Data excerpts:
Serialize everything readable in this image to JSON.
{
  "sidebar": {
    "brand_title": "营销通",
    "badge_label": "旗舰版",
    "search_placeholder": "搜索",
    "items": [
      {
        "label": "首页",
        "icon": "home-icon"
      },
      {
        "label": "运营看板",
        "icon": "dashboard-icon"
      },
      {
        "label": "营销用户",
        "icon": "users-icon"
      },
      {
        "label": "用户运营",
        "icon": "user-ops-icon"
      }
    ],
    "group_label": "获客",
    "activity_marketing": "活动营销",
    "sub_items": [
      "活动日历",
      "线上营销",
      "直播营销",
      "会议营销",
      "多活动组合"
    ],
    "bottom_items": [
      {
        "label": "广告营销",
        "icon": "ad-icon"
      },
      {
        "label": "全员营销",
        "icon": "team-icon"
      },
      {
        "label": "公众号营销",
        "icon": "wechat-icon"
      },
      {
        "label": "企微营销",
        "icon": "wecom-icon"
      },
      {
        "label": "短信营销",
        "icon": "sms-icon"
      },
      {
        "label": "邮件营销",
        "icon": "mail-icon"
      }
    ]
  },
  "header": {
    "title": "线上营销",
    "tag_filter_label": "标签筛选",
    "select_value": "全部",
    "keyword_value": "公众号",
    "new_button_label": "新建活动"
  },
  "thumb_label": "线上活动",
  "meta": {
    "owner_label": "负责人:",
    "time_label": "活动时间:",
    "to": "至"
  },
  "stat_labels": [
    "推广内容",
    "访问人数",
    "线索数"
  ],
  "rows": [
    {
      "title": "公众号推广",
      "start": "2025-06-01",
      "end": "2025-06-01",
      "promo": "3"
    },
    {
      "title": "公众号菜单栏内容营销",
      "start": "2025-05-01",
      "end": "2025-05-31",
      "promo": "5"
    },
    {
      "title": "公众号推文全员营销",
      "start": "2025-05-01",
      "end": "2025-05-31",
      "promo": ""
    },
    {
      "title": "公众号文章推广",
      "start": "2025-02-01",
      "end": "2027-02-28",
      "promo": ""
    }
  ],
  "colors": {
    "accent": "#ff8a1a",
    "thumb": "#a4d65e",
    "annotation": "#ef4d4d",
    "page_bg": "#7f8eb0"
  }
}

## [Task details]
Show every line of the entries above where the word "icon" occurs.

## [Response area]
        "icon": "home-icon"
        "icon": "dashboard-icon"
        "icon": "users-icon"
        "icon": "user-ops-icon"
        "icon": "ad-icon"
        "icon": "team-icon"
        "icon": "wechat-icon"
        "icon": "wecom-icon"
        "icon": "sms-icon"
        "icon": "mail-icon"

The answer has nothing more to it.